French Franciscan Père Receveur dies at Botany Bay. He was
part of the La Perouse expedition to Australia, serving as chaplain
and scientific officer. The Mass said at the time of his burial was
the first Catholic funeral service held on Australian soil.
Fr Bonaventure Geoghegan – first of a number of individual Franciscans
to serve in the Australian colony – arrives in Melbourne. He is responsible
for building St Francis Church in Melbourne. Geoghegan is followed in 1853 by
Fr Laurence Bonaventure Sheil, who succeeds him as Bishop of Adelaide.
Fr O'Farrell dies leaving substantial sum of money in trust to found a Franciscan
community in Sydney.
Fr Peter O'Farrell arrives in Australia as a missionary for Sydney.
He also serves in the Diocese of Bathurst where many of his
parishioners are working the goldfields. Living a frugal life, O’Farrell
saves much of his government salary with the aim of
eventually establishing a Franciscan community in Australia.
Frs James Hanrahan, Martin Holahan and Paschal McGinley arrive
in Sydney from Ireland to establish the first community of friars in
Australia.

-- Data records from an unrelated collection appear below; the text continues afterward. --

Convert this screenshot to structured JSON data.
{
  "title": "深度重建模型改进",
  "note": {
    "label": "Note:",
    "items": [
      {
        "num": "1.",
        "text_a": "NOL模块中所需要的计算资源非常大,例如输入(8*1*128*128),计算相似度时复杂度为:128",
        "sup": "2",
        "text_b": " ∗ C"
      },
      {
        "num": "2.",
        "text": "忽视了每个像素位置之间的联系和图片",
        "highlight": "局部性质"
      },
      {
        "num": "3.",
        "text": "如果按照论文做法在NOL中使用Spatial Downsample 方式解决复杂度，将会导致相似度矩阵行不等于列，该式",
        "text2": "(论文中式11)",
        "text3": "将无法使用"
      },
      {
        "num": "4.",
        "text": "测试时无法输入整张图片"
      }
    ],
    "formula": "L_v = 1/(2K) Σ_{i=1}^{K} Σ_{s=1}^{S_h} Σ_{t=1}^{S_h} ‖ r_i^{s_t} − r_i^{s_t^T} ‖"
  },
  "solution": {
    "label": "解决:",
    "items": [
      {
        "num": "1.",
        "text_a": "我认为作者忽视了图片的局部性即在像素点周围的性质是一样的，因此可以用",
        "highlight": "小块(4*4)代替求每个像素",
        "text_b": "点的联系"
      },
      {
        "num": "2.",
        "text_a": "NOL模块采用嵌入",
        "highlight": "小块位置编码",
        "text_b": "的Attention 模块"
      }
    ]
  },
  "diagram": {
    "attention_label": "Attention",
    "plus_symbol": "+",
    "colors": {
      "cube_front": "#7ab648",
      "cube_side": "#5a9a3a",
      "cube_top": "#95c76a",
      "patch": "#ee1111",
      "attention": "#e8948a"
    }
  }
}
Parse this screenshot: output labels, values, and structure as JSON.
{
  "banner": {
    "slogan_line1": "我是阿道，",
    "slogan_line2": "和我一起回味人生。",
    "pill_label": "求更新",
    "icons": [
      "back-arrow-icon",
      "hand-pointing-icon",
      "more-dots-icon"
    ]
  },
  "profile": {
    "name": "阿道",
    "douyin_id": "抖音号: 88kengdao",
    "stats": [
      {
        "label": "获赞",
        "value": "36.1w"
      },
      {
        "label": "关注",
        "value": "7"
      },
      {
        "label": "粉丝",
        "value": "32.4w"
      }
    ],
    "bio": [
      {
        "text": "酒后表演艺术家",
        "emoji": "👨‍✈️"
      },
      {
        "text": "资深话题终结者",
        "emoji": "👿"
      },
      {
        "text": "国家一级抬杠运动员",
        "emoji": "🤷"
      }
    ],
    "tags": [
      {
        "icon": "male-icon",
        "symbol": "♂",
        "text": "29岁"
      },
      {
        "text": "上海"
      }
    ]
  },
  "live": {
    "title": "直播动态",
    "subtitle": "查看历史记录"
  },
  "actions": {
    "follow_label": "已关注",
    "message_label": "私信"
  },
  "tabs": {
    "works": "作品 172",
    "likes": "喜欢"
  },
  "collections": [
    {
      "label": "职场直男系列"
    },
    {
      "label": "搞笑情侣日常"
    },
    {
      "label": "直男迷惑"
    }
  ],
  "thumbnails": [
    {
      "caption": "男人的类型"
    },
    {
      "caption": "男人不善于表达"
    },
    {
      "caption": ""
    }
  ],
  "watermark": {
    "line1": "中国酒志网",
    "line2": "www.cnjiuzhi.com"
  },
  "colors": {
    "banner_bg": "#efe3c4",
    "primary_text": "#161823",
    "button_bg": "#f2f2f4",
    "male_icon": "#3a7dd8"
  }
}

They assume responsibility for the eastern
suburbs of Sydney.
The first two Australian-born friars, Cornelius Bartley and Basil Piper,
join the Order.
St Bonaventure’s College opens in Rydal, near Lithgow NSW.
It is the first step on a long journey by the friars in Australia
to establish a training college for those wishing to join the Order.
Fr Fidelis Griffin is appointed by the Ireland Province to head
the mission in Sydney. He is specifically instructed to build it up into a
Franciscan Province in its own right. This begins a major period of expansion.
The Friars accept an invitation to assume responsibility for a parish
in Brisbane, Queensland. A new friary in Kedron is constructed,
along with St Anthony's primary school.
The Friars are granted permission to establish a permanent foundation
in Melbourne. A retreat house, named ‘La Verna’, is established in Kew.

Support was secured from the Archbishop of Melbourne to
establish a Franciscan College and friary. Land at Box Hill was also
acquired at this time. Building work started on what became known
as St Paschal College at Box Hill in 1935, with the students
and friar community moving there in 1936.
‘Maryfields’ at Campbelltown NSW becomes the home of
the Franciscan Novitiate. Friars and novices live temporarily in
an existing house on the property while a purpose-built
house is constructed. This is officially opened in 1935.
Friars re-establish a presence in New Zealand, opening a
Retreat House in Auckland. By this time, Franciscans are living and
working in locations in New South Wales, Queensland, Victoria
and New Zealand.